That’s because Prospect Mountain, located off Route 9 in Woodford, has elevation in its favor. The rugged, small town of Woodford in Bennington County has the highest elevation of any Vermont community. At Prospect Mountain, the base elevation is 2,250 feet—the highest base elevation of any alpine or cross-country ski area in the state.
The mountain began as a Vermont alpine ski hill in 1938. More than 80 years later, the southern Vermont mountain is thriving as a small, beloved cross-country ski area.
Its future is in good hands, thanks to an agreement for the Prospect Mountain Association (PMA) to purchase the ski area from Steve Whitham and Andrea Amodeo, who had owned the ski area since the 1990s (Whitman still serves as the mountain manager). With help from Don Campbell of the Vermont Land Trust, the property is also protected from any future development.
When the ski area came up for sale a few years ago, the outlook for Prospect Mountain was uncertain. But major funding for the purchase came through from Williams College ski alumni, the Vermont Housing & Conservation Board, and the Vermont Land Trust. Additional fundraising efforts by the PMA, a registered 501(c)3 non-profit organization, helped finalize the deal.
“Prospect is a very relaxed and friendly place,” says Dave Newell, president of the PMA Board of Directors. “Folks love that about Prospect, and they want that to continue.”
What Makes Prospect Mountain Ski Area Special
In southern Vermont, several alpine ski areas have closed over the past 30 years—including Snow Valley, Timber Ridge, Maple Valley, and Hogback. Some reinvented themselves, such as Dutch Hill in Readsboro, which closed in 1985 and reopened in 2017 as a backcountry ski destination. Prospect Mountain never closed. Instead, it pivoted.
The 144-acre ski area includes 30 kilometers of trails on U.S. Forest Service land, private property, and land owned by PMA. The mountain offers terrain for all ages and abilities for Nordic skiing, as well as snowshoeing, and alpine touring trails. College and high-school teams—including the Williams College Nordic ski team—train and race at the mountain.
The base lodge dates back to pre-1950, Newell says, adding that Prospect’s Nordic trails were first installed in 1982. Prospect offered alpine and Nordic skiing until 1992, when Whitham and Amodeo bought the mountain and decided to shut down the alpine operation.

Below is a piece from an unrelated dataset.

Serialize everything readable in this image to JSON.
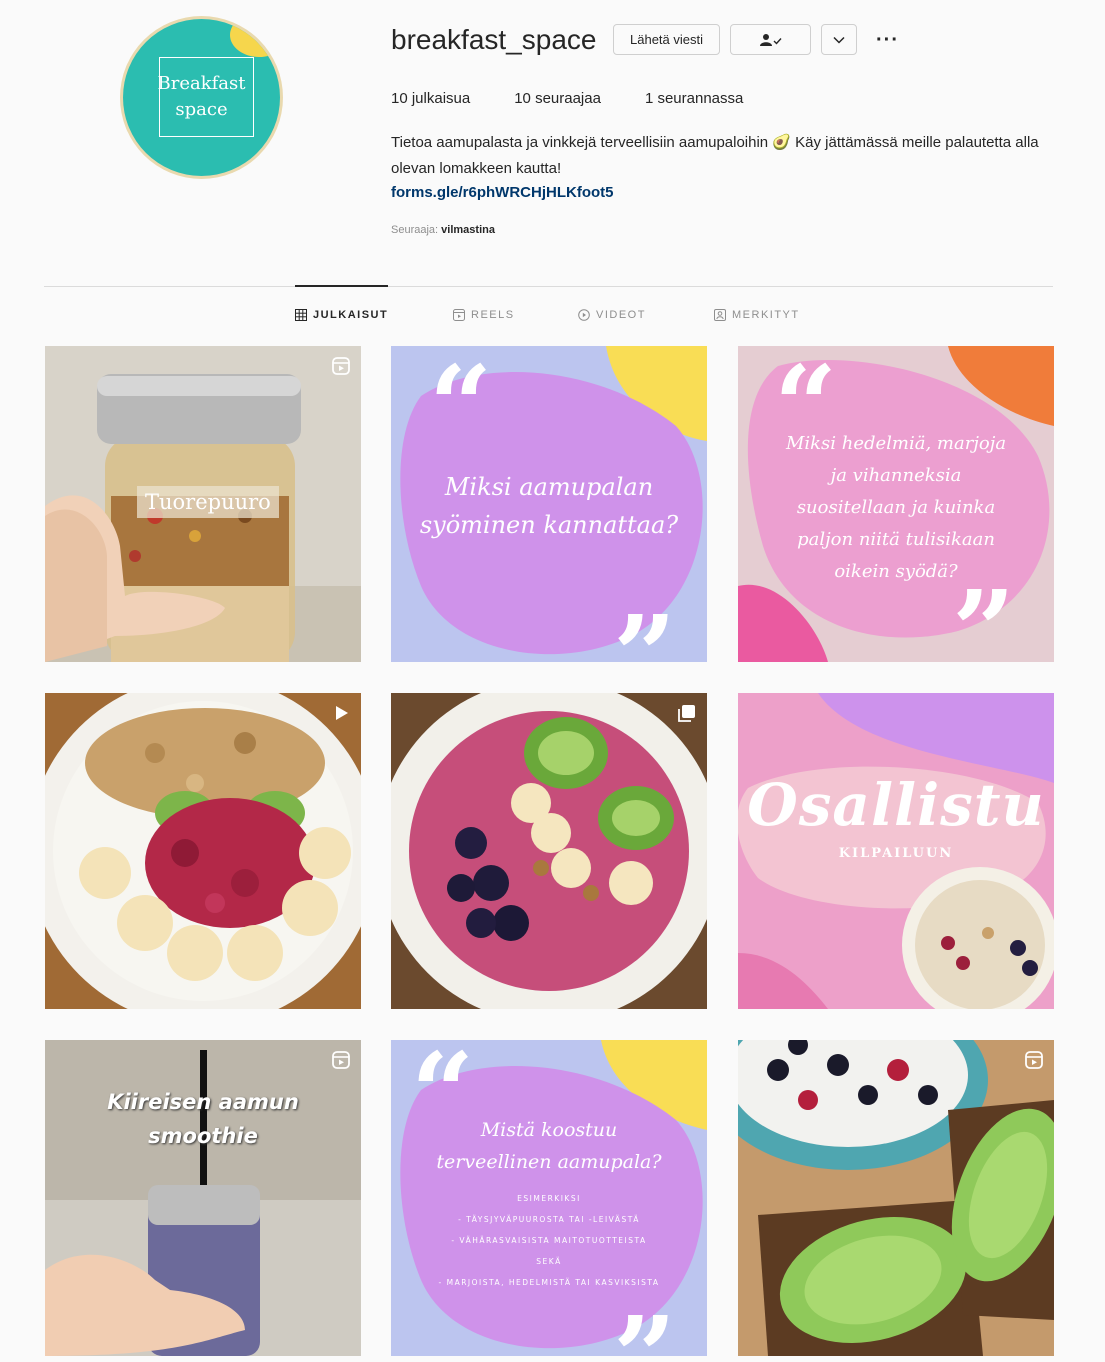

On a recent weekday afternoon, the ski area’s parking lot was dotted with cars from New York, Delaware, New Jersey, Vermont, and Massachusetts. A storm had passed through the area two days earlier, delivering several inches of fresh snow. Inside the lodge, skiers enjoyed everything from beef chili and cheeseburgers to cookies and hot cider from the lodge’s kitchen.
“It’s a loveable place, and it has a homey atmosphere,” says David Dethier, a PMA board member and retired Williams College professor.

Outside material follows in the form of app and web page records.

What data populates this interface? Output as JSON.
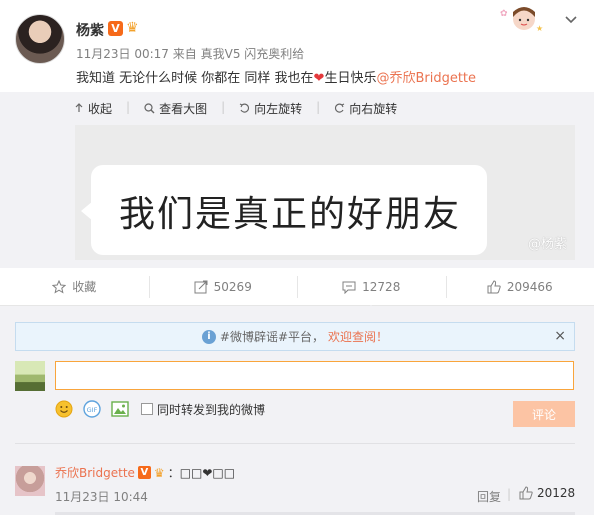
{
  "post": {
    "user_name": "杨紫",
    "v_badge": "V",
    "crown_badge": "♛",
    "time": "11月23日 00:17",
    "source_prefix": "来自",
    "source": "真我V5 闪充奥利给",
    "text_before": "我知道 无论什么时候 你都在 同样 我也在",
    "heart": "❤",
    "text_after": "生日快乐",
    "mention": "@乔欣Bridgette"
  },
  "media": {
    "toolbar": [
      {
        "icon": "collapse-icon",
        "label": "收起"
      },
      {
        "icon": "zoom-icon",
        "label": "查看大图"
      },
      {
        "icon": "rotate-left-icon",
        "label": "向左旋转"
      },
      {
        "icon": "rotate-right-icon",
        "label": "向右旋转"
      }
    ],
    "image_text": "我们是真正的好朋友",
    "watermark": "@杨紫"
  },
  "actions": {
    "favorite": "收藏",
    "forward": "50269",
    "comment": "12728",
    "like": "209466"
  },
  "comment_box": {
    "notice_prefix": "#微博辟谣#平台，",
    "notice_highlight": "欢迎查阅！",
    "notice_close": "×",
    "input_value": "",
    "forward_label": "同时转发到我的微博",
    "submit_label": "评论"
  },
  "comments": [
    {
      "name": "乔欣Bridgette",
      "v_badge": "V",
      "crown_badge": "♛",
      "text": "：□□❤□□",
      "time": "11月23日 10:44",
      "reply_label": "回复",
      "likes": "20128"
    }
  ],
  "colors": {
    "accent_orange": "#eb7350",
    "badge_orange": "#f66a1a",
    "submit_disabled": "#fcc4a4",
    "input_border": "#f9a53c"
  }
}
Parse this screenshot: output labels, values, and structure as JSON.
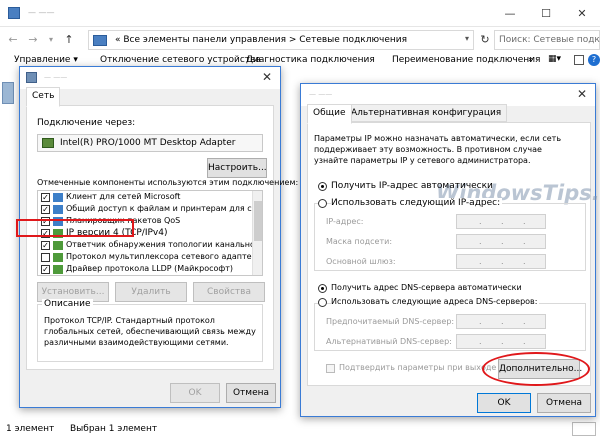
{
  "explorer": {
    "title": "— ——",
    "address_text": "«  Все элементы панели управления  >  Сетевые подключения",
    "search_placeholder": "Поиск: Сетевые подклю",
    "toolbar": {
      "organize": "Управление ▾",
      "disconnect": "Отключение сетевого устройства",
      "diagnose": "Диагностика подключения",
      "rename": "Переименование подключения",
      "more": "»"
    },
    "status": {
      "count": "1 элемент",
      "selected": "Выбран 1 элемент"
    }
  },
  "props": {
    "title": "— ——",
    "tab": "Сеть",
    "connect_using_label": "Подключение через:",
    "adapter": "Intel(R) PRO/1000 MT Desktop Adapter",
    "configure_button": "Настроить...",
    "components_label": "Отмеченные компоненты используются этим подключением:",
    "components": [
      {
        "label": "Клиент для сетей Microsoft",
        "checked": true
      },
      {
        "label": "Общий доступ к файлам и принтерам для сетей M",
        "checked": true
      },
      {
        "label": "Планировщик пакетов QoS",
        "checked": true
      },
      {
        "label": "IP версии 4 (TCP/IPv4)",
        "checked": true
      },
      {
        "label": "Ответчик обнаружения топологии канального уров",
        "checked": true
      },
      {
        "label": "Протокол мультиплексора сетевого адаптера (Ма",
        "checked": false
      },
      {
        "label": "Драйвер протокола LLDP (Майкрософт)",
        "checked": true
      }
    ],
    "install_button": "Установить...",
    "remove_button": "Удалить",
    "properties_button": "Свойства",
    "description_title": "Описание",
    "description_text": "Протокол TCP/IP. Стандартный протокол глобальных сетей, обеспечивающий связь между различными взаимодействующими сетями.",
    "ok_button": "OK",
    "cancel_button": "Отмена"
  },
  "ipv4": {
    "title": "— ——",
    "tab_general": "Общие",
    "tab_alternate": "Альтернативная конфигурация",
    "intro_text": "Параметры IP можно назначать автоматически, если сеть поддерживает эту возможность. В противном случае узнайте параметры IP у сетевого администратора.",
    "watermark": "WindowsTips.Ru",
    "auto_ip": "Получить IP-адрес автоматически",
    "manual_ip": "Использовать следующий IP-адрес:",
    "ip_address_label": "IP-адрес:",
    "subnet_label": "Маска подсети:",
    "gateway_label": "Основной шлюз:",
    "auto_dns": "Получить адрес DNS-сервера автоматически",
    "manual_dns": "Использовать следующие адреса DNS-серверов:",
    "preferred_dns_label": "Предпочитаемый DNS-сервер:",
    "alternate_dns_label": "Альтернативный DNS-сервер:",
    "validate_label": "Подтвердить параметры при выходе",
    "advanced_button": "Дополнительно...",
    "ok_button": "OK",
    "cancel_button": "Отмена"
  },
  "colors": {
    "highlight_red": "#e0181b",
    "accent_blue": "#0078d7",
    "dialog_bg": "#f0f0f0"
  }
}
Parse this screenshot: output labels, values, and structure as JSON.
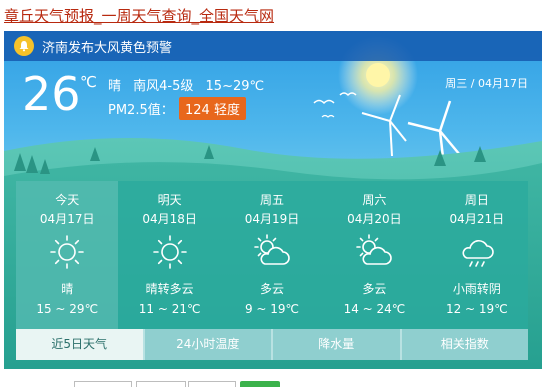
{
  "header": {
    "title": "章丘天气预报_一周天气查询_全国天气网"
  },
  "alert": {
    "text": "济南发布大风黄色预警",
    "icon": "bell-icon"
  },
  "current": {
    "temperature": "26",
    "unit": "℃",
    "condition": "晴",
    "wind": "南风4-5级",
    "range": "15~29℃",
    "pm_label": "PM2.5值：",
    "pm_value": "124 轻度",
    "date": "周三 / 04月17日"
  },
  "colors": {
    "pm_badge": "#e8671c",
    "alert_bar": "#165cb0",
    "forecast_bg": "#2aaa9e",
    "tab_bg": "#8fcfcf"
  },
  "forecast": [
    {
      "name": "今天",
      "date": "04月17日",
      "icon": "sun-icon",
      "desc": "晴",
      "range": "15 ~ 29℃"
    },
    {
      "name": "明天",
      "date": "04月18日",
      "icon": "sun-icon",
      "desc": "晴转多云",
      "range": "11 ~ 21℃"
    },
    {
      "name": "周五",
      "date": "04月19日",
      "icon": "partly-cloudy-icon",
      "desc": "多云",
      "range": "9 ~ 19℃"
    },
    {
      "name": "周六",
      "date": "04月20日",
      "icon": "partly-cloudy-icon",
      "desc": "多云",
      "range": "14 ~ 24℃"
    },
    {
      "name": "周日",
      "date": "04月21日",
      "icon": "rain-icon",
      "desc": "小雨转阴",
      "range": "12 ~ 19℃"
    }
  ],
  "tabs": [
    "近5日天气",
    "24小时温度",
    "降水量",
    "相关指数"
  ]
}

A Ski Area with Character
Dethier worked with a group of Williams College Environmental Planning students last fall to create a proposal titled “Greening of Prospect Mountain.” Ideas were gathered from a survey that received 154 responses and included 17 interviews with stakeholders and subject-matter experts. Suggestions in the report include installing solar panels on the roof of the base lodge, hosting events in the summer, and ramping up marketing efforts to promote the mountain. The PMA will review the report and take suggestions into consideration.

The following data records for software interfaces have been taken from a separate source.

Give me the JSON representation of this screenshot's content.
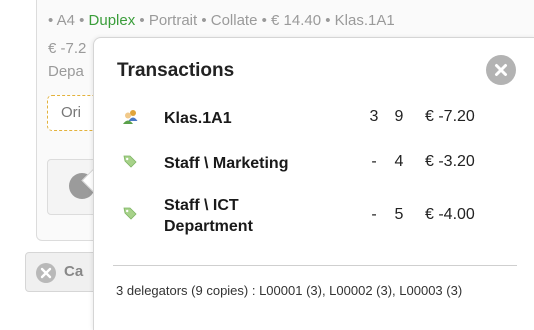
{
  "background": {
    "line1": {
      "pre": "• A4 • ",
      "duplex": "Duplex",
      "post": " • Portrait • Collate • € 14.40 • Klas.1A1"
    },
    "line2": "€ -7.2",
    "line3": "Depa",
    "dashed_button": "Ori",
    "cancel_label": "Ca"
  },
  "popup": {
    "title": "Transactions",
    "rows": [
      {
        "icon": "group-users-icon",
        "name": "Klas.1A1",
        "col1": "3",
        "col2": "9",
        "amount": "€ -7.20"
      },
      {
        "icon": "tag-icon",
        "name": "Staff \\ Marketing",
        "col1": "-",
        "col2": "4",
        "amount": "€ -3.20"
      },
      {
        "icon": "tag-icon",
        "name_line1": "Staff \\ ICT",
        "name_line2": "Department",
        "col1": "-",
        "col2": "5",
        "amount": "€ -4.00"
      }
    ],
    "footer": "3 delegators (9 copies) : L00001 (3), L00002 (3), L00003 (3)"
  },
  "colors": {
    "duplex": "#3a9d3a",
    "close_button": "#b3b3b3",
    "dashed_border": "#e3b23c"
  }
}
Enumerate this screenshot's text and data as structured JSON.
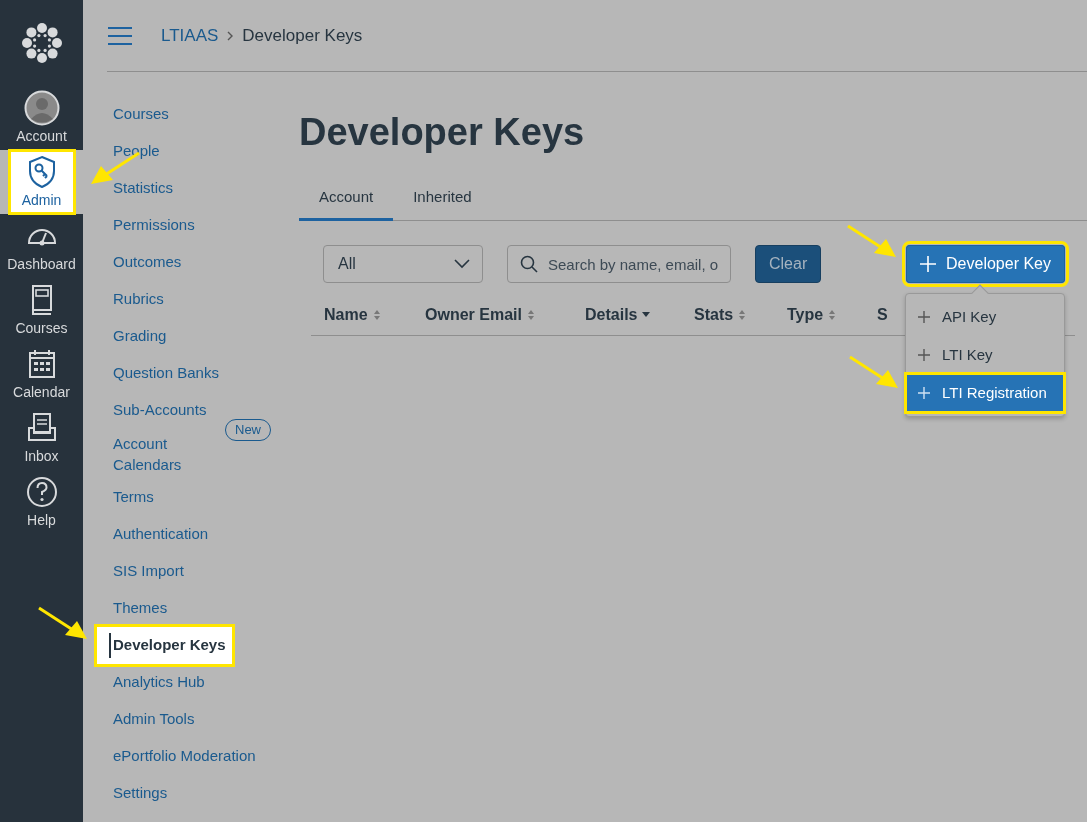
{
  "global_nav": {
    "items": [
      {
        "label": "Account",
        "selected": false,
        "highlighted": false,
        "pointed": false
      },
      {
        "label": "Admin",
        "selected": true,
        "highlighted": true,
        "pointed": true
      },
      {
        "label": "Dashboard",
        "selected": false,
        "highlighted": false,
        "pointed": false
      },
      {
        "label": "Courses",
        "selected": false,
        "highlighted": false,
        "pointed": false
      },
      {
        "label": "Calendar",
        "selected": false,
        "highlighted": false,
        "pointed": false
      },
      {
        "label": "Inbox",
        "selected": false,
        "highlighted": false,
        "pointed": false
      },
      {
        "label": "Help",
        "selected": false,
        "highlighted": false,
        "pointed": false
      }
    ]
  },
  "breadcrumb": [
    {
      "label": "LTIAAS",
      "link": true
    },
    {
      "label": "Developer Keys",
      "link": false
    }
  ],
  "account_nav": [
    {
      "label": "Courses",
      "selected": false,
      "highlighted": false,
      "pointed": false
    },
    {
      "label": "People",
      "selected": false,
      "highlighted": false,
      "pointed": false
    },
    {
      "label": "Statistics",
      "selected": false,
      "highlighted": false,
      "pointed": false
    },
    {
      "label": "Permissions",
      "selected": false,
      "highlighted": false,
      "pointed": false
    },
    {
      "label": "Outcomes",
      "selected": false,
      "highlighted": false,
      "pointed": false
    },
    {
      "label": "Rubrics",
      "selected": false,
      "highlighted": false,
      "pointed": false
    },
    {
      "label": "Grading",
      "selected": false,
      "highlighted": false,
      "pointed": false
    },
    {
      "label": "Question Banks",
      "selected": false,
      "highlighted": false,
      "pointed": false
    },
    {
      "label": "Sub-Accounts",
      "selected": false,
      "highlighted": false,
      "pointed": false
    },
    {
      "label": "Account Calendars",
      "badge": "New",
      "selected": false,
      "highlighted": false,
      "pointed": false
    },
    {
      "label": "Terms",
      "selected": false,
      "highlighted": false,
      "pointed": false
    },
    {
      "label": "Authentication",
      "selected": false,
      "highlighted": false,
      "pointed": false
    },
    {
      "label": "SIS Import",
      "selected": false,
      "highlighted": false,
      "pointed": false
    },
    {
      "label": "Themes",
      "selected": false,
      "highlighted": false,
      "pointed": false
    },
    {
      "label": "Developer Keys",
      "selected": true,
      "highlighted": true,
      "pointed": true
    },
    {
      "label": "Analytics Hub",
      "selected": false,
      "highlighted": false,
      "pointed": false
    },
    {
      "label": "Admin Tools",
      "selected": false,
      "highlighted": false,
      "pointed": false
    },
    {
      "label": "ePortfolio Moderation",
      "selected": false,
      "highlighted": false,
      "pointed": false
    },
    {
      "label": "Settings",
      "selected": false,
      "highlighted": false,
      "pointed": false
    }
  ],
  "page_title": "Developer Keys",
  "tabs": [
    {
      "label": "Account",
      "selected": true
    },
    {
      "label": "Inherited",
      "selected": false
    }
  ],
  "filter": {
    "select_value": "All",
    "search_placeholder": "Search by name, email, o",
    "clear_button": "Clear"
  },
  "add_button": {
    "label": "Developer Key",
    "highlighted": true,
    "pointed": true,
    "expanded": true
  },
  "add_menu": [
    {
      "label": "API Key",
      "selected": false,
      "highlighted": false,
      "pointed": false
    },
    {
      "label": "LTI Key",
      "selected": false,
      "highlighted": false,
      "pointed": false
    },
    {
      "label": "LTI Registration",
      "selected": true,
      "highlighted": true,
      "pointed": true
    }
  ],
  "table": {
    "columns": [
      {
        "label": "Name",
        "sortable": true,
        "sorted": false
      },
      {
        "label": "Owner Email",
        "sortable": true,
        "sorted": false
      },
      {
        "label": "Details",
        "sortable": true,
        "sorted": true
      },
      {
        "label": "Stats",
        "sortable": true,
        "sorted": false
      },
      {
        "label": "Type",
        "sortable": true,
        "sorted": false
      },
      {
        "label": "S"
      }
    ]
  }
}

Updates are already underway at Prospect Mountain Ski Area. A new septic system was completed last fall, and there are plans to expand some trails and explore snowmaking options. Old T-bar towers that extend up the mountain will come down this summer.
And while this winter hasn’t been the snowiest, Prospect Mountain is holding its own.
“The mountain tangibly holds snow better than other places because of its high base elevation,” Dethier says. “We’ve got a rustic lodge that people love, and this is a place that is beloved by the community—from southern Vermont to northern Massachusetts to New York’s Hudson Valley.”
Learn more about Prospect Mountain Ski Area